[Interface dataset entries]
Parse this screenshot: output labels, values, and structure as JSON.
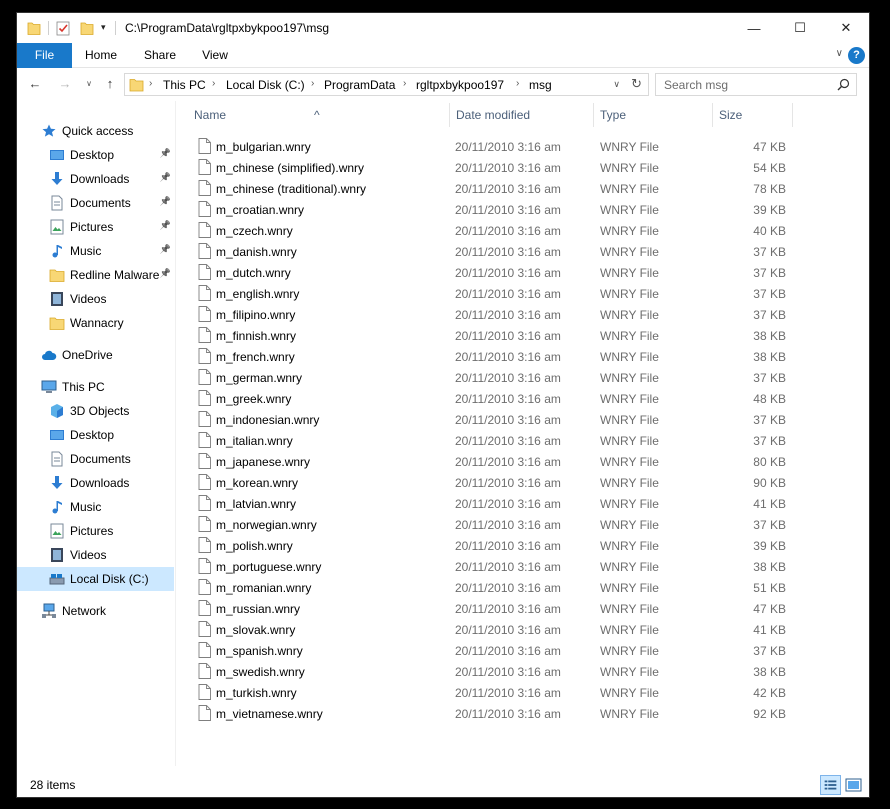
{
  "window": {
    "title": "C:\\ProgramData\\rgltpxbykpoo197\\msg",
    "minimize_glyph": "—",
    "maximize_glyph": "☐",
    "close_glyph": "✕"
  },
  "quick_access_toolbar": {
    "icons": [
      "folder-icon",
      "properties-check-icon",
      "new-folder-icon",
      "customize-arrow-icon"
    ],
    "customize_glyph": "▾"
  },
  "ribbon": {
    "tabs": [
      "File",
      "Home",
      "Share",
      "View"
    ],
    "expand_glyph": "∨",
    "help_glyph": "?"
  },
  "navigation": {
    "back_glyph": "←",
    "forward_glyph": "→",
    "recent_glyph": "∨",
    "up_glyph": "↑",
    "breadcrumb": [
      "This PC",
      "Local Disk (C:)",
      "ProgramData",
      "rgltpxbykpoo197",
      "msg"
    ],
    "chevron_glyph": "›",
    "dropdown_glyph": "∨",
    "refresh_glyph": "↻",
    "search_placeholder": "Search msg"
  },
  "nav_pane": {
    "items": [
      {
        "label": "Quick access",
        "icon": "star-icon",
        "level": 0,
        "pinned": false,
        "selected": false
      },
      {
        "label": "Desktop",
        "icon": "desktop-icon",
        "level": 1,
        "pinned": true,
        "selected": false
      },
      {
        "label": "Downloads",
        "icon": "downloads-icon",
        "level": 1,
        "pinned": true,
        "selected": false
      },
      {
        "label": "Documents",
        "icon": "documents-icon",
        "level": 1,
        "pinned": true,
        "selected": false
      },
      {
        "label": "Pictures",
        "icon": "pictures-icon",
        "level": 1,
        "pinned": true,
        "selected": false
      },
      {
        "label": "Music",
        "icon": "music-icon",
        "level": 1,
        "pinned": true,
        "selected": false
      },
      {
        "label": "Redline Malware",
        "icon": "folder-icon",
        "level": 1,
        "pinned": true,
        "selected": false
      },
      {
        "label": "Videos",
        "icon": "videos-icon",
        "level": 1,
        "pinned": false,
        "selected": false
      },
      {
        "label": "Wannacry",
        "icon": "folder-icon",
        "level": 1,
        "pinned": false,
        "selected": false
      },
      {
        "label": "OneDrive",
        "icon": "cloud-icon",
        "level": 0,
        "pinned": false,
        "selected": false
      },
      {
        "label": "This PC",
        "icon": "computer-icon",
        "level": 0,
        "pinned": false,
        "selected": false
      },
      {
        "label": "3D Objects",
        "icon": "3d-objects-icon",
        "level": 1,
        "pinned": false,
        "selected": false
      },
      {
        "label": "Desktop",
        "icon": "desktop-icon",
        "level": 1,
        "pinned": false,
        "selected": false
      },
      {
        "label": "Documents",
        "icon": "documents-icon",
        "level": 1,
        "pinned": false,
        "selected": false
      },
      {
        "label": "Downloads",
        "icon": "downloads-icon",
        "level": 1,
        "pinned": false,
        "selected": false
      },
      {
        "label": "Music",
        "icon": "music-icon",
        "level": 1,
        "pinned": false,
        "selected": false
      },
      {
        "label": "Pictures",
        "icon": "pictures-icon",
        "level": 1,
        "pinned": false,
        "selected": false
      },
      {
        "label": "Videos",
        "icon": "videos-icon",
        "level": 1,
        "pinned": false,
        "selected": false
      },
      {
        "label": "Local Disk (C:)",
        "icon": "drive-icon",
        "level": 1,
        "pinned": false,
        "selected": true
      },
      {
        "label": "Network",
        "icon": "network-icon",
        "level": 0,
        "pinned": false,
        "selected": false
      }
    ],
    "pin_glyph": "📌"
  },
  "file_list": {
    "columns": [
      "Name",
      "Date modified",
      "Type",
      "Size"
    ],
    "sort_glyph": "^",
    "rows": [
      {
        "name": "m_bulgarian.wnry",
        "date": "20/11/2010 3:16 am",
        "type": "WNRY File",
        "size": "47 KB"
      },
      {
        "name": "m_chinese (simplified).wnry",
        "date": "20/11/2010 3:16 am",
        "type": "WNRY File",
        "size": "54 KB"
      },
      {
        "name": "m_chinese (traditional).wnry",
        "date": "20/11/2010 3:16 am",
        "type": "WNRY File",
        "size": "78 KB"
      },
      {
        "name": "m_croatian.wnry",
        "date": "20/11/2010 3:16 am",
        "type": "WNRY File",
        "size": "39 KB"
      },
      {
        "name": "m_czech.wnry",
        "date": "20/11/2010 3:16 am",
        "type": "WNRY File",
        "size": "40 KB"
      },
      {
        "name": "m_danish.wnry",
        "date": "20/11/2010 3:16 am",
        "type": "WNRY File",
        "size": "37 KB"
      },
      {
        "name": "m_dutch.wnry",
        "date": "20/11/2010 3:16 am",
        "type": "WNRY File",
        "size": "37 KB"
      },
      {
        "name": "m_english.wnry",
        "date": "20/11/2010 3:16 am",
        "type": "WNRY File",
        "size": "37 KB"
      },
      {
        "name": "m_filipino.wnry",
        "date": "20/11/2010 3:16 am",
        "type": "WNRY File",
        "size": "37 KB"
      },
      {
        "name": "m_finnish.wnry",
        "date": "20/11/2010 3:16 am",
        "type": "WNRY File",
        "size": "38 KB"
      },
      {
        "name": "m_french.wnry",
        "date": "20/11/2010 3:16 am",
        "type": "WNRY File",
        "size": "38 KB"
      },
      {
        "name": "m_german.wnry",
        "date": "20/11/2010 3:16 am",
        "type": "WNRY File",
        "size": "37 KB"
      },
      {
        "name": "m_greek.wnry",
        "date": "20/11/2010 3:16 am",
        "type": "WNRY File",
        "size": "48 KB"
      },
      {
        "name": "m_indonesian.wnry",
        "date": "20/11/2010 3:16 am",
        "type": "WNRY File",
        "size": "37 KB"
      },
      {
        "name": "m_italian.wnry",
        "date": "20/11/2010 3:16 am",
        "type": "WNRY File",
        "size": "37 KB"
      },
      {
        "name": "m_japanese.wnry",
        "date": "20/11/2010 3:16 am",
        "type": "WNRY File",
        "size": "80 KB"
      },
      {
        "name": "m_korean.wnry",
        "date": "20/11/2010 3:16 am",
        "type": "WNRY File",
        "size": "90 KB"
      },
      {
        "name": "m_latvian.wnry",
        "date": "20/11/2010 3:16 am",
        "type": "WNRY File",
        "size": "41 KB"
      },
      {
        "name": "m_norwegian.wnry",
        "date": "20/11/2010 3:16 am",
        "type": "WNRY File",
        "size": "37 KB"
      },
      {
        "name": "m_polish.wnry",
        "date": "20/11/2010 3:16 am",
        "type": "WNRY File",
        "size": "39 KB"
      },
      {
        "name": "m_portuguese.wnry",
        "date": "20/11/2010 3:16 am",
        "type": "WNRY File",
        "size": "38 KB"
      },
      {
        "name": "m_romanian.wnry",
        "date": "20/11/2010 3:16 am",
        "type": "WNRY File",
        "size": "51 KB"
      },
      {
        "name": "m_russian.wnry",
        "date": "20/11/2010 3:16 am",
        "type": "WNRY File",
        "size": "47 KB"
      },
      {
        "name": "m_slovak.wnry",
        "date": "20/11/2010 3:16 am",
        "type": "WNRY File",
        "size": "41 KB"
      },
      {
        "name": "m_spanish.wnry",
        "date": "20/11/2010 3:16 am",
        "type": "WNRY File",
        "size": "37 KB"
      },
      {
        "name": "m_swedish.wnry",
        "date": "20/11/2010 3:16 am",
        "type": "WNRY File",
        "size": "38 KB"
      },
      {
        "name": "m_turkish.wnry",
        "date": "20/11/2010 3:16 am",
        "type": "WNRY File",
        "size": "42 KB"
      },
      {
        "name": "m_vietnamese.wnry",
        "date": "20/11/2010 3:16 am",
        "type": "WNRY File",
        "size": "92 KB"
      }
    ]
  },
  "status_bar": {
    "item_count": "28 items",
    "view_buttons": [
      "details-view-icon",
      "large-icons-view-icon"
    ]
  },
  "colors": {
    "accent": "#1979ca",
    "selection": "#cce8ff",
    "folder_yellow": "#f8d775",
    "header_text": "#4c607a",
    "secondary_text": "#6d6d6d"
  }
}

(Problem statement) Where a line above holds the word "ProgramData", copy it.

(Your response)
    "title": "C:\\ProgramData\\rgltpxbykpoo197\\msg",
      "ProgramData",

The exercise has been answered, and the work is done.